Institutional Investor Hall of Famer Richard Bernstein warns retail investors will pay a big price for getting caught up in speculative trades.
Bernstein, who has spent decades on Wall Street, cites the democratization of the market as a critical contributor to the excessive euphoria. He worries naiveté will ultimately put amateurs in difficult positions.
"Bubbles show up in a number of different formats, and this is a classic," the Richard Bernstein Advisors CEO and CIO told CNBC's "Trading Nation" on Wednesday. "You're basically playing with fire."
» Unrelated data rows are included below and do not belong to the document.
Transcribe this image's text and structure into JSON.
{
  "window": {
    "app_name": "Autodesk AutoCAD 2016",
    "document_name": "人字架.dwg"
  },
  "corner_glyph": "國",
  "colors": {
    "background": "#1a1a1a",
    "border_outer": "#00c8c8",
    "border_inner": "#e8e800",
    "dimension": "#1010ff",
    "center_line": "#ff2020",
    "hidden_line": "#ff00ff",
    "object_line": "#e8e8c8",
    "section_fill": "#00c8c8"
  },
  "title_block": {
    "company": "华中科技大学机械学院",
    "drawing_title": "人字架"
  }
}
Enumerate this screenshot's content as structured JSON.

He also attributes tremendous amounts of liquidity due to Federal Reserve policies and the increase of leverage for the risk taking backdrop. According to Bernstein, the mania talks to a bifurcated market where one part ridiculously speculative while the other is virtually ignored.
"Trading volumes are up pretty dramatically," he said. "We really have a bubble going on in that half of the market."
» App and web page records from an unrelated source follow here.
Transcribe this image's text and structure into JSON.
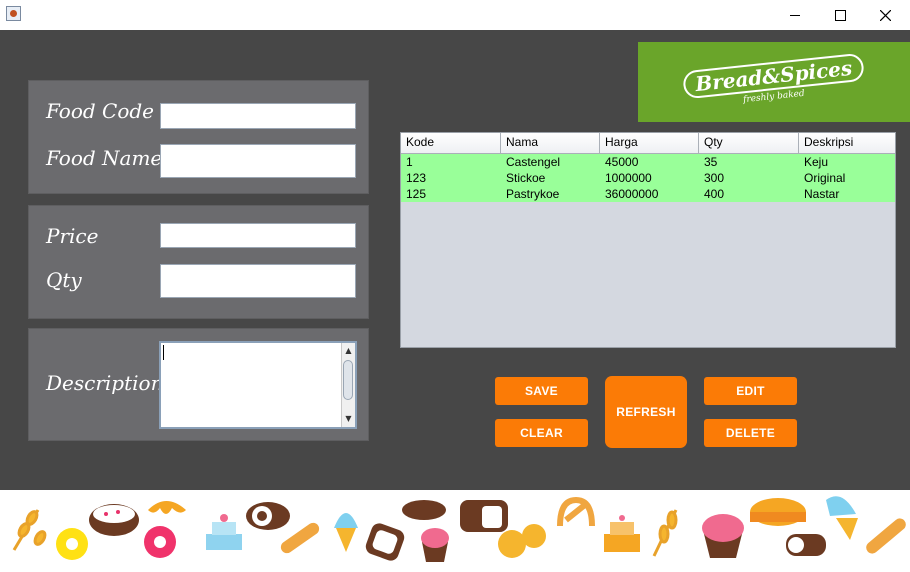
{
  "window": {
    "controls": {
      "minimize": "—",
      "maximize": "☐",
      "close": "✕"
    }
  },
  "form": {
    "food_code_label": "Food Code",
    "food_code_value": "",
    "food_name_label": "Food Name",
    "food_name_value": "",
    "price_label": "Price",
    "price_value": "",
    "qty_label": "Qty",
    "qty_value": "",
    "descriptions_label": "Descriptions",
    "descriptions_value": ""
  },
  "logo": {
    "title": "Bread&Spices",
    "subtitle": "freshly baked"
  },
  "table": {
    "columns": [
      "Kode",
      "Nama",
      "Harga",
      "Qty",
      "Deskripsi"
    ],
    "rows": [
      [
        "1",
        "Castengel",
        "45000",
        "35",
        "Keju"
      ],
      [
        "123",
        "Stickoe",
        "1000000",
        "300",
        "Original"
      ],
      [
        "125",
        "Pastrykoe",
        "36000000",
        "400",
        "Nastar"
      ]
    ]
  },
  "buttons": {
    "save": "SAVE",
    "clear": "CLEAR",
    "refresh": "REFRESH",
    "edit": "EDIT",
    "delete": "DELETE"
  },
  "colors": {
    "background": "#474747",
    "panel": "#6b6b6e",
    "accent": "#fb7b06",
    "row_highlight": "#99ff99",
    "logo_bg": "#6aa52a"
  },
  "footer_icons": [
    "wheat-icon",
    "donut-icon",
    "cake-icon",
    "donut-icon",
    "croissant-icon",
    "layer-cake-icon",
    "swiss-roll-icon",
    "baguette-icon",
    "ice-cream-icon",
    "toast-icon",
    "cupcake-icon",
    "bread-loaf-icon",
    "bread-icon",
    "buns-icon",
    "pretzel-icon",
    "layer-cake-icon",
    "wheat-icon",
    "muffin-icon",
    "pie-icon",
    "swiss-roll-icon",
    "ice-cream-icon",
    "baguette-icon"
  ]
}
"If you're worried about what's going on... you should be a seller," said Bernstein. "Will fundamentals win? Always."
The short squeezes emerged after Reddit chat boards encouraged retail investors to quickly drive up the price of a handful of stocks to push out those betting against them. As a result, hedge funds shorting these stocks were forced to jump back in and buy them to cover losses.
In GameStop's case, the stock is up more than 1,700% so far this year as of Wednesday close.
Bernstein believes the craze isn't a market-wide phenomenon and says the short squeezes are sparking significant opportunities in areas garnering less attention. The key, according to Bernstein, is patience.
He likes stocks tied to the economic recovery best, particularly energy.
"The most attractive part of the equity markets right now globally is the energy sector," Bernstein said. "If the global economy recovers, and I think most people agree it will over the next year or so, you're going to see increased demand for carbon fuels. The energy sector is dramatically under-owned. It's hugely disliked."
The group is down 27% over the past 52-weeks.